Hearing that I would go to Amman, many warned that it would be uber-boring, and that there is nothing to see there. Seeing buildings with perfect limestone façades, no higher than four floors, and hearing no noise, I freaked out, I was going to be stuck in this city for ten whole days ...
I was lucky to meet and reconnect with people who took me around the city, Amman is now on my list of my favorite cities.
The soundtrack to the trip was the voice of Makadi Nahas whom I was lucky to catch in concert at Courtyard a lounge hidden in the lovely Shmeisani district where my friend lives.
In the horizon the mountain neighbourhoods have little two storey limestone houses with gardens, and you could see their lights twinkling from the terrace of Books@cafe or simply Books as Ammanis call it, a bookstore, lounge, bar, cafe mix, 70s wall art, a relaxed artsy crowd, lots of scarves and curls, chairs with different but matching colors, a jazzist and her microphone on the lounge wall, just my kind of place!
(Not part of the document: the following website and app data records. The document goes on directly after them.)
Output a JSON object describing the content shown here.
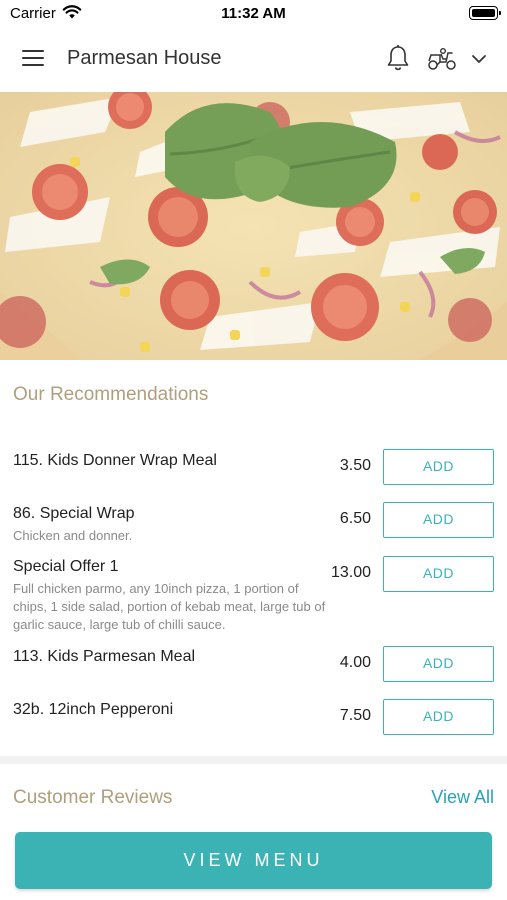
{
  "status_bar": {
    "carrier": "Carrier",
    "time": "11:32 AM"
  },
  "header": {
    "title": "Parmesan House"
  },
  "icons": {
    "menu": "hamburger-icon",
    "notifications": "bell-icon",
    "delivery": "scooter-icon",
    "dropdown": "chevron-down-icon"
  },
  "recommendations": {
    "title": "Our Recommendations",
    "add_label": "ADD",
    "items": [
      {
        "name": "115. Kids Donner Wrap Meal",
        "description": "",
        "price": "3.50"
      },
      {
        "name": "86. Special Wrap",
        "description": "Chicken and donner.",
        "price": "6.50"
      },
      {
        "name": "Special Offer 1",
        "description": "Full chicken parmo, any 10inch pizza, 1 portion of chips, 1 side salad, portion of kebab meat, large tub of garlic sauce, large tub of chilli sauce.",
        "price": "13.00"
      },
      {
        "name": "113. Kids Parmesan Meal",
        "description": "",
        "price": "4.00"
      },
      {
        "name": "32b. 12inch Pepperoni",
        "description": "",
        "price": "7.50"
      }
    ]
  },
  "reviews": {
    "title": "Customer Reviews",
    "view_all": "View All"
  },
  "cta": {
    "label": "VIEW MENU"
  },
  "colors": {
    "accent": "#3bb3b5",
    "section_title": "#b09e7c",
    "link": "#2aa1b8"
  }
}
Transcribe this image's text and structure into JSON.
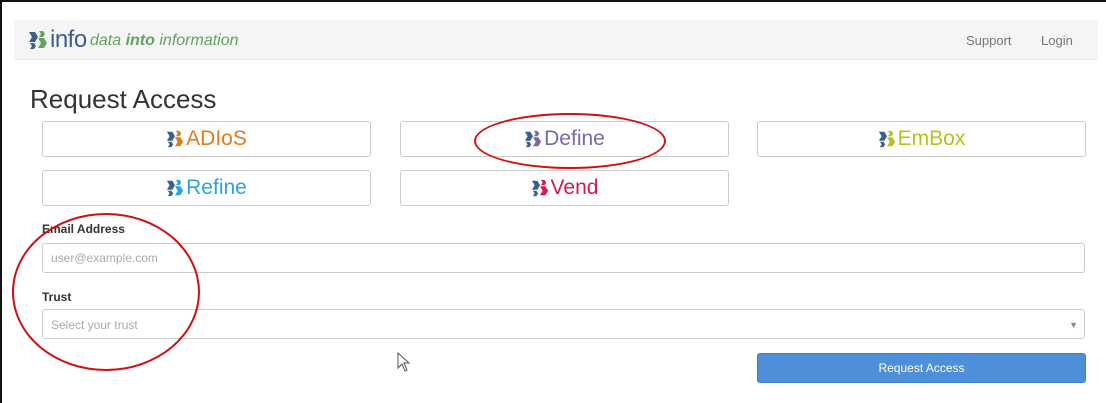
{
  "navbar": {
    "brand": "info",
    "tagline_pre": "data ",
    "tagline_bold": "into",
    "tagline_post": " information",
    "links": [
      "Support",
      "Login"
    ]
  },
  "page_title": "Request Access",
  "apps": [
    {
      "name": "ADIoS",
      "color": "#e07a1f"
    },
    {
      "name": "Define",
      "color": "#7a68a8"
    },
    {
      "name": "EmBox",
      "color": "#b8c21c"
    },
    {
      "name": "Refine",
      "color": "#2aa5d6"
    },
    {
      "name": "Vend",
      "color": "#d6184a"
    }
  ],
  "form": {
    "email_label": "Email Address",
    "email_placeholder": "user@example.com",
    "trust_label": "Trust",
    "trust_placeholder": "Select your trust",
    "submit_label": "Request Access"
  },
  "colors": {
    "annotation": "#d01010",
    "primary_button": "#4d8fd8",
    "logo_blue": "#3b5f8f",
    "logo_green": "#5fa35f"
  },
  "icons": [
    "logo-mark-icon",
    "caret-down-icon",
    "mouse-pointer-icon"
  ]
}
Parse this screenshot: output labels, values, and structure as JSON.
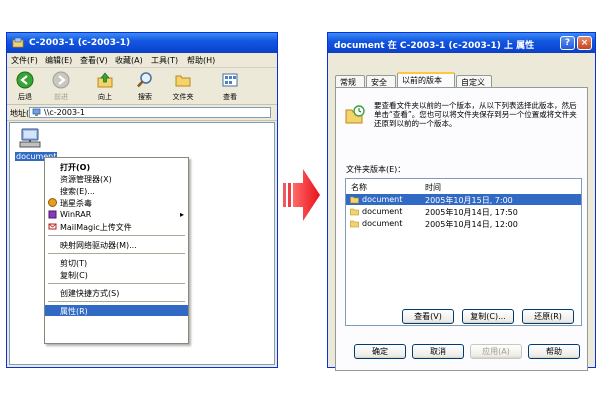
{
  "explorer": {
    "title": "C-2003-1 (c-2003-1)",
    "menu": [
      "文件(F)",
      "编辑(E)",
      "查看(V)",
      "收藏(A)",
      "工具(T)",
      "帮助(H)"
    ],
    "toolbar": {
      "back": "后退",
      "forward": "前进",
      "up": "向上",
      "search": "搜索",
      "folders": "文件夹",
      "views": "查看"
    },
    "address_label": "地址(D)",
    "address_value": "\\\\c-2003-1",
    "icon_label": "document",
    "context_menu": [
      {
        "label": "打开(O)",
        "bold": true
      },
      {
        "label": "资源管理器(X)"
      },
      {
        "label": "搜索(E)..."
      },
      {
        "label": "瑞星杀毒"
      },
      {
        "label": "WinRAR"
      },
      {
        "label": "MailMagic上传文件"
      },
      {
        "label": "映射网络驱动器(M)..."
      },
      {
        "label": "剪切(T)"
      },
      {
        "label": "复制(C)"
      },
      {
        "label": "创建快捷方式(S)"
      },
      {
        "label": "属性(R)"
      }
    ]
  },
  "dialog": {
    "title": "document 在 C-2003-1 (c-2003-1) 上 属性",
    "tabs": [
      "常规",
      "安全",
      "以前的版本",
      "自定义"
    ],
    "description": "要查看文件夹以前的一个版本，从以下列表选择此版本，然后单击“查看”。您也可以将文件夹保存到另一个位置或将文件夹还原到以前的一个版本。",
    "list_label": "文件夹版本(E)：",
    "col_name": "名称",
    "col_time": "时间",
    "versions": [
      {
        "name": "document",
        "time": "2005年10月15日, 7:00"
      },
      {
        "name": "document",
        "time": "2005年10月14日, 17:50"
      },
      {
        "name": "document",
        "time": "2005年10月14日, 12:00"
      }
    ],
    "view_button": "查看(V)",
    "copy_button": "复制(C)...",
    "restore_button": "还原(R)",
    "ok_button": "确定",
    "cancel_button": "取消",
    "apply_button": "应用(A)",
    "help_button": "帮助"
  },
  "colors": {
    "titlebar": "#0a46d4",
    "selection": "#316ac5",
    "arrow": "#e8101a"
  }
}
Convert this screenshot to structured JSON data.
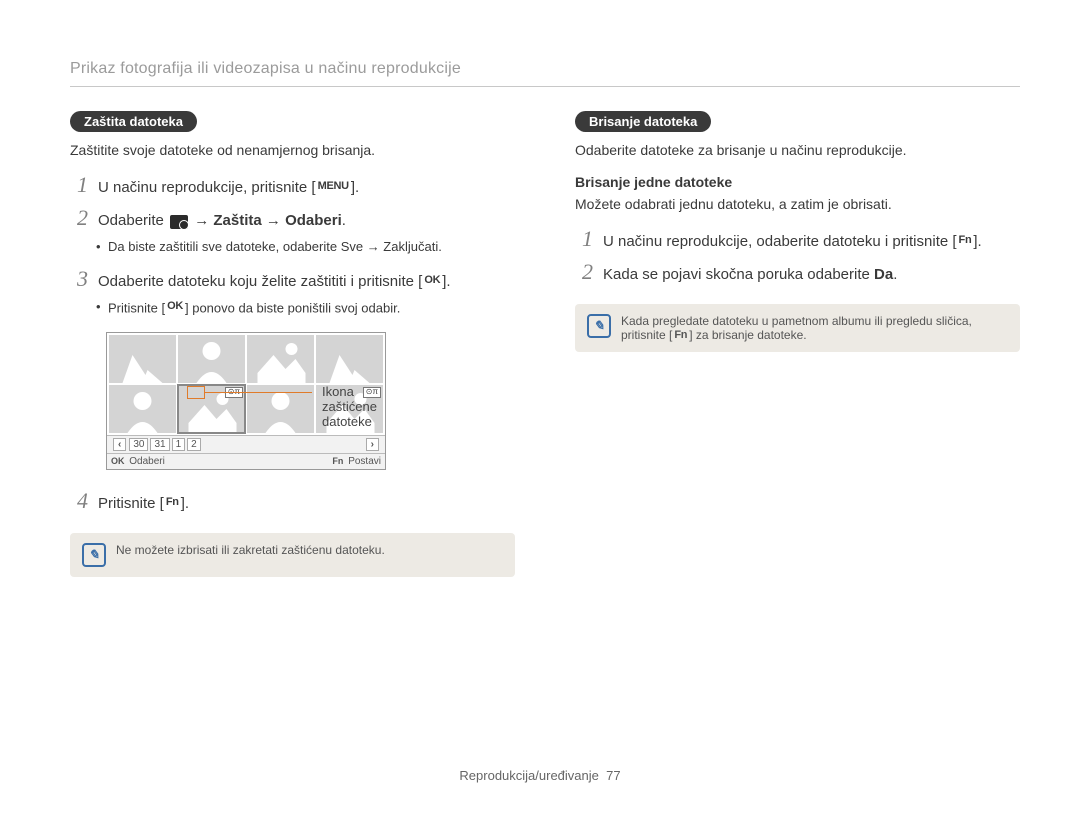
{
  "page_title": "Prikaz fotografija ili videozapisa u načinu reprodukcije",
  "left": {
    "pill": "Zaštita datoteka",
    "intro": "Zaštitite svoje datoteke od nenamjernog brisanja.",
    "step1_a": "U načinu reprodukcije, pritisnite [",
    "step1_btn": "MENU",
    "step1_b": "].",
    "step2_a": "Odaberite ",
    "step2_b": " → Zaštita → Odaberi",
    "step2_c": ".",
    "bullet2_a": "Da biste zaštitili sve datoteke, odaberite ",
    "bullet2_b": "Sve → Zaključati",
    "bullet2_c": ".",
    "step3_a": "Odaberite datoteku koju želite zaštititi i pritisnite [",
    "step3_btn": "OK",
    "step3_b": "].",
    "bullet3_a": "Pritisnite [",
    "bullet3_btn": "OK",
    "bullet3_b": "] ponovo da biste poništili svoj odabir.",
    "callout": "Ikona zaštićene datoteke",
    "dates": [
      "30",
      "31",
      "1",
      "2"
    ],
    "cmd_ok": "OK",
    "cmd_odaberi": "Odaberi",
    "cmd_fn": "Fn",
    "cmd_postavi": "Postavi",
    "step4_a": "Pritisnite [",
    "step4_btn": "Fn",
    "step4_b": "].",
    "note": "Ne možete izbrisati ili zakretati zaštićenu datoteku."
  },
  "right": {
    "pill": "Brisanje datoteka",
    "intro": "Odaberite datoteke za brisanje u načinu reprodukcije.",
    "subhead": "Brisanje jedne datoteke",
    "subintro": "Možete odabrati jednu datoteku, a zatim je obrisati.",
    "step1_a": "U načinu reprodukcije, odaberite datoteku i pritisnite [",
    "step1_btn": "Fn",
    "step1_b": "].",
    "step2_a": "Kada se pojavi skočna poruka odaberite ",
    "step2_b": "Da",
    "step2_c": ".",
    "note_a": "Kada pregledate datoteku u pametnom albumu ili pregledu sličica, pritisnite [",
    "note_btn": "Fn",
    "note_b": "] za brisanje datoteke."
  },
  "footer_a": "Reprodukcija/uređivanje",
  "footer_b": "77"
}
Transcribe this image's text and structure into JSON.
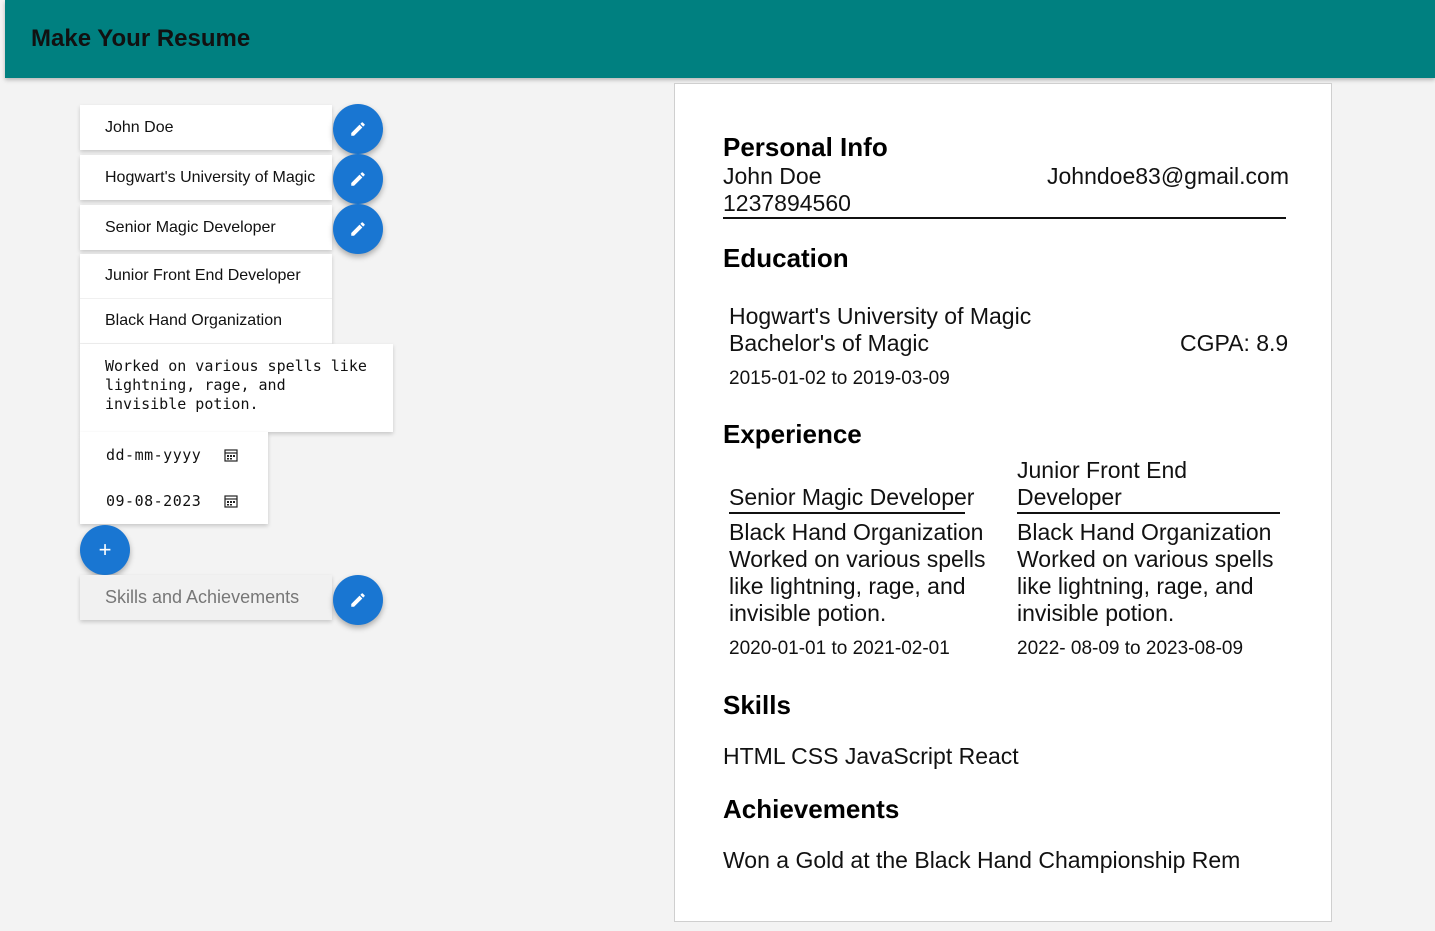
{
  "app": {
    "title": "Make Your Resume"
  },
  "form": {
    "name": "John Doe",
    "university": "Hogwart's University of Magic",
    "job_title": "Senior Magic Developer",
    "experience_title": "Junior Front End Developer",
    "organization": "Black Hand Organization",
    "description": "Worked on various spells like lightning, rage, and invisible potion.",
    "start_date_placeholder": "dd-mm-yyyy",
    "end_date": "09-08-2023",
    "skills_button": "Skills and Achievements",
    "add_symbol": "+"
  },
  "resume": {
    "personal_info": {
      "heading": "Personal Info",
      "name": "John Doe",
      "email": "Johndoe83@gmail.com",
      "phone": "1237894560"
    },
    "education": {
      "heading": "Education",
      "university": "Hogwart's University of Magic",
      "degree": "Bachelor's of Magic",
      "cgpa": "CGPA: 8.9",
      "dates": "2015-01-02 to 2019-03-09"
    },
    "experience": {
      "heading": "Experience",
      "items": [
        {
          "title": "Senior Magic Developer",
          "organization": "Black Hand Organization",
          "description": "Worked on various spells like lightning, rage, and invisible potion.",
          "dates": "2020-01-01 to 2021-02-01"
        },
        {
          "title": "Junior Front End Developer",
          "organization": "Black Hand Organization",
          "description": "Worked on various spells like lightning, rage, and invisible potion.",
          "dates": "2022- 08-09 to 2023-08-09"
        }
      ]
    },
    "skills": {
      "heading": "Skills",
      "text": "HTML CSS JavaScript React"
    },
    "achievements": {
      "heading": "Achievements",
      "text": "Won a Gold at the Black Hand Championship Rem"
    }
  },
  "colors": {
    "appbar": "#008080",
    "fab": "#1976d2",
    "background": "#f3f3f3"
  },
  "icons": {
    "edit": "pencil-icon",
    "add": "plus-icon",
    "calendar": "calendar-icon"
  }
}
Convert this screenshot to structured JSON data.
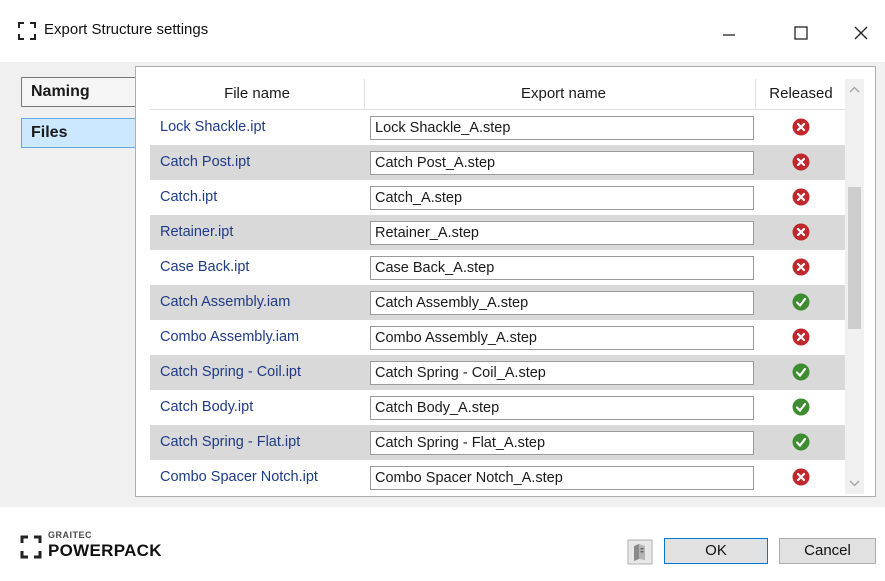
{
  "window": {
    "title": "Export Structure settings",
    "icon": "app-bracket-icon",
    "controls": [
      "minimize-icon",
      "maximize-icon",
      "close-icon"
    ]
  },
  "nav": {
    "naming_label": "Naming",
    "files_label": "Files",
    "selected": "Files"
  },
  "grid": {
    "headers": {
      "file_name": "File name",
      "export_name": "Export name",
      "released": "Released"
    },
    "rows": [
      {
        "file": "Lock Shackle.ipt",
        "export": "Lock Shackle_A.step",
        "released": false
      },
      {
        "file": "Catch Post.ipt",
        "export": "Catch Post_A.step",
        "released": false
      },
      {
        "file": "Catch.ipt",
        "export": "Catch_A.step",
        "released": false
      },
      {
        "file": "Retainer.ipt",
        "export": "Retainer_A.step",
        "released": false
      },
      {
        "file": "Case Back.ipt",
        "export": "Case Back_A.step",
        "released": false
      },
      {
        "file": "Catch Assembly.iam",
        "export": "Catch Assembly_A.step",
        "released": true
      },
      {
        "file": "Combo Assembly.iam",
        "export": "Combo Assembly_A.step",
        "released": false
      },
      {
        "file": "Catch Spring - Coil.ipt",
        "export": "Catch Spring - Coil_A.step",
        "released": true
      },
      {
        "file": "Catch Body.ipt",
        "export": "Catch Body_A.step",
        "released": true
      },
      {
        "file": "Catch Spring - Flat.ipt",
        "export": "Catch Spring - Flat_A.step",
        "released": true
      },
      {
        "file": "Combo Spacer Notch.ipt",
        "export": "Combo Spacer Notch_A.step",
        "released": false
      }
    ],
    "scroll_position": 0.45
  },
  "footer": {
    "logo_small": "GRAITEC",
    "logo_big": "POWERPACK",
    "help_icon": "help-book-icon",
    "ok_label": "OK",
    "cancel_label": "Cancel"
  },
  "colors": {
    "released_yes": "#3d8c2f",
    "released_no": "#c0282d",
    "file_text": "#1f3b86",
    "row_alt": "#d9d9d9",
    "selected_nav": "#cce8ff"
  }
}
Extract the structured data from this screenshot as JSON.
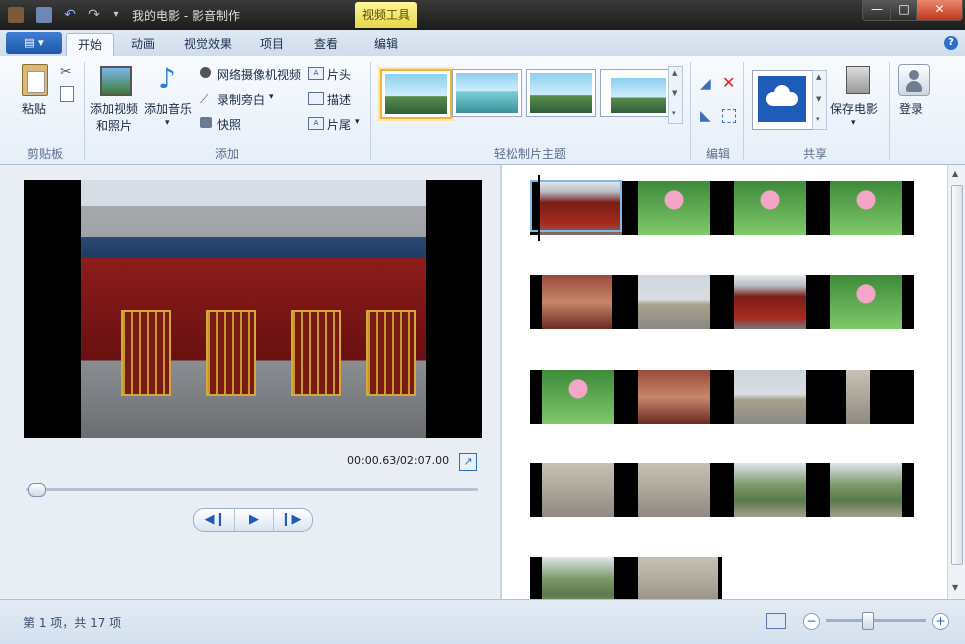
{
  "window": {
    "title": "我的电影 - 影音制作",
    "context_tab": "视频工具",
    "minimize": "—",
    "maximize": "□",
    "close": "✕"
  },
  "tabs": [
    {
      "label": "开始",
      "active": true
    },
    {
      "label": "动画",
      "active": false
    },
    {
      "label": "视觉效果",
      "active": false
    },
    {
      "label": "项目",
      "active": false
    },
    {
      "label": "查看",
      "active": false
    },
    {
      "label": "编辑",
      "active": false
    }
  ],
  "file_button": "▤ ▾",
  "help": "?",
  "ribbon": {
    "clipboard": {
      "paste": "粘贴",
      "group": "剪贴板"
    },
    "add": {
      "add_video_line1": "添加视频",
      "add_video_line2": "和照片",
      "add_music": "添加音乐",
      "webcam": "网络摄像机视频",
      "narration": "录制旁白",
      "snapshot": "快照",
      "title": "片头",
      "caption": "描述",
      "credits": "片尾",
      "group": "添加"
    },
    "themes": {
      "group": "轻松制片主题"
    },
    "edit": {
      "group": "编辑"
    },
    "share": {
      "save_movie": "保存电影",
      "group": "共享"
    },
    "signin": {
      "label": "登录"
    }
  },
  "preview": {
    "timecode": "00:00.63/02:07.00",
    "progress_fraction": 0.005
  },
  "playback": {
    "prev": "◀❙",
    "play": "▶",
    "next": "❙▶"
  },
  "status": {
    "text": "第 1 项，共 17 项",
    "zoom_out": "−",
    "zoom_in": "+"
  },
  "colors": {
    "accent": "#1e57a8",
    "skydrive_tile": "#1e5cb8",
    "selection": "#f0b43a"
  }
}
Books is off Rainbow street where all the hip-spots are and that may be the only street where cool spots are concentrated, and I didn't mind that. The beauty of Amman is in its mystery, the coolest hangouts are hidden away in residential neighbourhoods, and fancy restaurants look like houses from the outside and are as welcoming when you go in (Levant, Romero, Fakhr El Din).
Even art centers are hidden in the mountains and one feels as if intruding on someone's private art collection in their home, that's exactly how I felt when I knocked on the doors of Darat Al Funun.
I have to admit that I freaked out on the first day when I couldn't find an arts and culture guide, and now I can say I am happy I worked for it, I am happy I only knew when I asked around, only then I knew that 7iber (Ink) is the reference.
I loved the views from the benches at Rainbow streets which reminded me of miradores in Spain, designated points in the city to get a bird's eye view. I even enjoyed the down town kitsch cafe-bars, which had only male customers and are now attracting the intellectual hippie crowd, I know they will very soon become Amman's equivalent of Horreya in down town Cairo. I also found Jazz, so I cannot complain, Cafe de Paris had unique gigs, night after night.
As for old Amman, my friends have transmitted their nostalgia to me, I can tell stories of Jabal Natheef and Jabal Luweibdeh, of the neighbours in the harras, and of the old jasmine tree.
When I remember Amman, I remember fresh pine scented air, rain on my coat, trying to find my way to Wild Jordan, and the lady at the fruit shop who gave me a banana and wished me a lovely day.
Photo: Church in beautiful Luweibdeh, near Luzmilla hospital (the first picture I take in 2 years)